TASK STATEMENT: Make an exact copy of all the records that follow, apart from the pictures.
═════ ENTRIES SUPPLIED
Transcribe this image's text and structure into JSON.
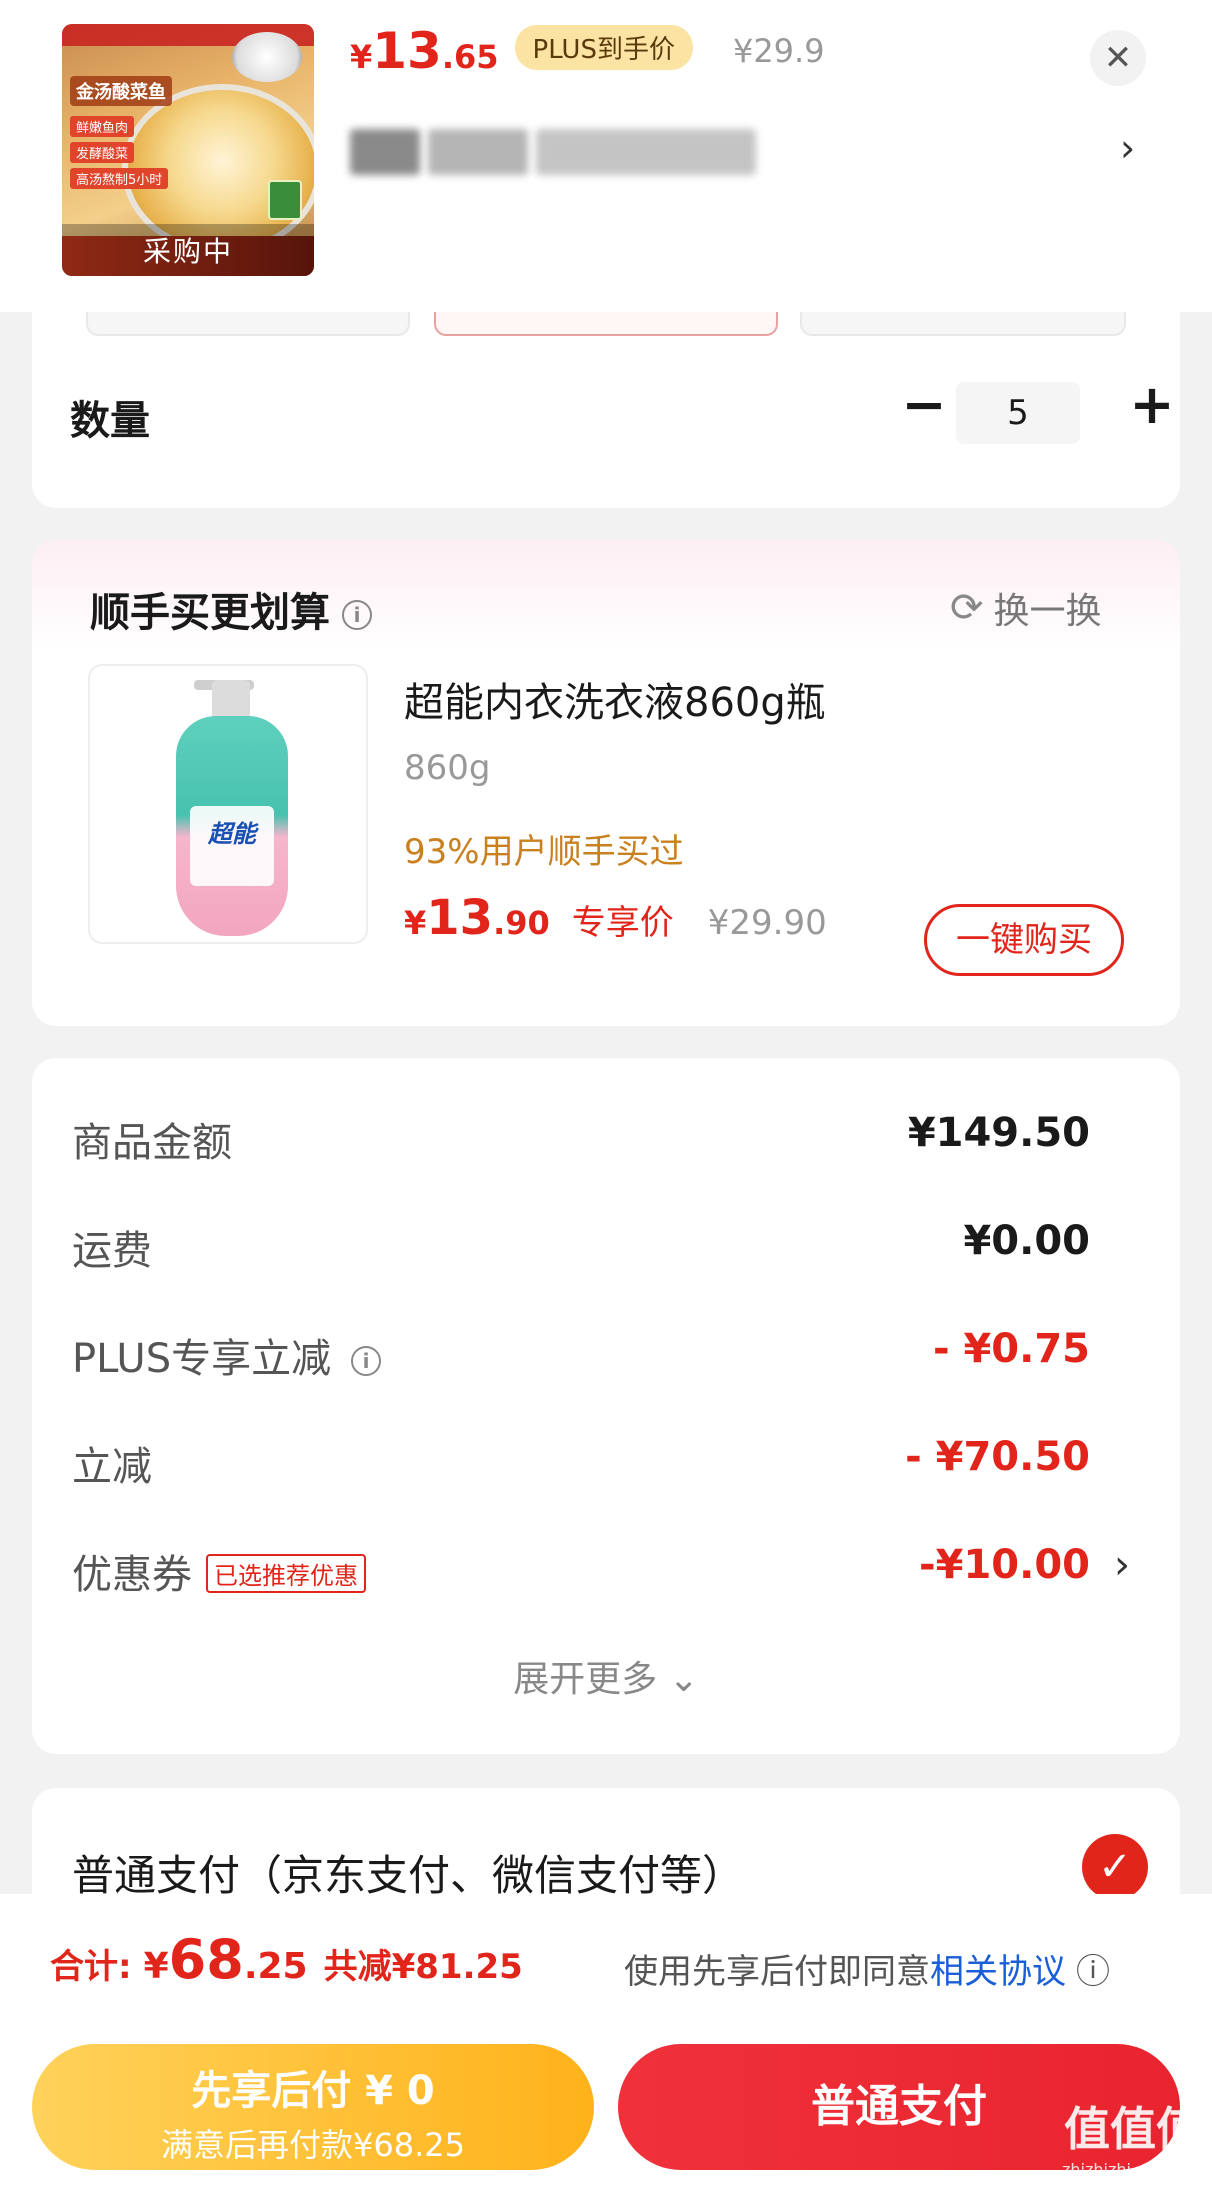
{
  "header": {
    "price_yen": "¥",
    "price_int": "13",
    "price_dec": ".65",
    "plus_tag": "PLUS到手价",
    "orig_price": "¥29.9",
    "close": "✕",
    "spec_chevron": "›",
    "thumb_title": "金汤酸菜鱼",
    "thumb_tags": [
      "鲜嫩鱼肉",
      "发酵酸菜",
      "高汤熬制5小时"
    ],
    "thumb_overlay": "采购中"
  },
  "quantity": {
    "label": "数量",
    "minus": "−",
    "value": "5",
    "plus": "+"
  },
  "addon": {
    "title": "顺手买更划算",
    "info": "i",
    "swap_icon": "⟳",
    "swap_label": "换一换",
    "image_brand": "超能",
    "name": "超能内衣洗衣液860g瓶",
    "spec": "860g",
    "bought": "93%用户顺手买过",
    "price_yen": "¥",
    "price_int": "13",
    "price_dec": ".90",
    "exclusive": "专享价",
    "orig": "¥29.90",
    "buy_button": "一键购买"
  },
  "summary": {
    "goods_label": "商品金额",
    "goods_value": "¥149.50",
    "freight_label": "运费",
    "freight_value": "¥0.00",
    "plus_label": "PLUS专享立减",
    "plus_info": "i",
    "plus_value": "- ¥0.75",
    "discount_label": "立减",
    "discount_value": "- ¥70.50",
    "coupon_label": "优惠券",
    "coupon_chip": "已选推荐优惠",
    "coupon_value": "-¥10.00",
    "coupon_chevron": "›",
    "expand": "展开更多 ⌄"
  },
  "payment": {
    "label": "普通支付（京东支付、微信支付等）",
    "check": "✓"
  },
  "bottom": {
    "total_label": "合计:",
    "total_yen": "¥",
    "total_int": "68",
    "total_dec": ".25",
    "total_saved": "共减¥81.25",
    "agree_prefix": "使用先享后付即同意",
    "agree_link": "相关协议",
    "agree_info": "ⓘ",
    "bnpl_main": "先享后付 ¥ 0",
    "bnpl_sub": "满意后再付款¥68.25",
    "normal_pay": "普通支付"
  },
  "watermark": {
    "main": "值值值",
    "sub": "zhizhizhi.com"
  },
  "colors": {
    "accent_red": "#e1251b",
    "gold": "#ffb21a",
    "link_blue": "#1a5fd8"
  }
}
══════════
SOLUTION FOR THIS TASK:
Transcribe this image's text and structure into JSON.
{
  "header": {
    "price_yen": "¥",
    "price_int": "13",
    "price_dec": ".65",
    "plus_tag": "PLUS到手价",
    "orig_price": "¥29.9",
    "close": "✕",
    "spec_chevron": "›",
    "thumb_title": "金汤酸菜鱼",
    "thumb_tags": [
      "鲜嫩鱼肉",
      "发酵酸菜",
      "高汤熬制5小时"
    ],
    "thumb_overlay": "采购中"
  },
  "quantity": {
    "label": "数量",
    "minus": "−",
    "value": "5",
    "plus": "+"
  },
  "addon": {
    "title": "顺手买更划算",
    "info": "i",
    "swap_icon": "⟳",
    "swap_label": "换一换",
    "image_brand": "超能",
    "name": "超能内衣洗衣液860g瓶",
    "spec": "860g",
    "bought": "93%用户顺手买过",
    "price_yen": "¥",
    "price_int": "13",
    "price_dec": ".90",
    "exclusive": "专享价",
    "orig": "¥29.90",
    "buy_button": "一键购买"
  },
  "summary": {
    "goods_label": "商品金额",
    "goods_value": "¥149.50",
    "freight_label": "运费",
    "freight_value": "¥0.00",
    "plus_label": "PLUS专享立减",
    "plus_info": "i",
    "plus_value": "- ¥0.75",
    "discount_label": "立减",
    "discount_value": "- ¥70.50",
    "coupon_label": "优惠券",
    "coupon_chip": "已选推荐优惠",
    "coupon_value": "-¥10.00",
    "coupon_chevron": "›",
    "expand": "展开更多 ⌄"
  },
  "payment": {
    "label": "普通支付（京东支付、微信支付等）",
    "check": "✓"
  },
  "bottom": {
    "total_label": "合计:",
    "total_yen": "¥",
    "total_int": "68",
    "total_dec": ".25",
    "total_saved": "共减¥81.25",
    "agree_prefix": "使用先享后付即同意",
    "agree_link": "相关协议",
    "agree_info": "ⓘ",
    "bnpl_main": "先享后付 ¥ 0",
    "bnpl_sub": "满意后再付款¥68.25",
    "normal_pay": "普通支付"
  },
  "watermark": {
    "main": "值值值",
    "sub": "zhizhizhi.com"
  },
  "colors": {
    "accent_red": "#e1251b",
    "gold": "#ffb21a",
    "link_blue": "#1a5fd8"
  }
}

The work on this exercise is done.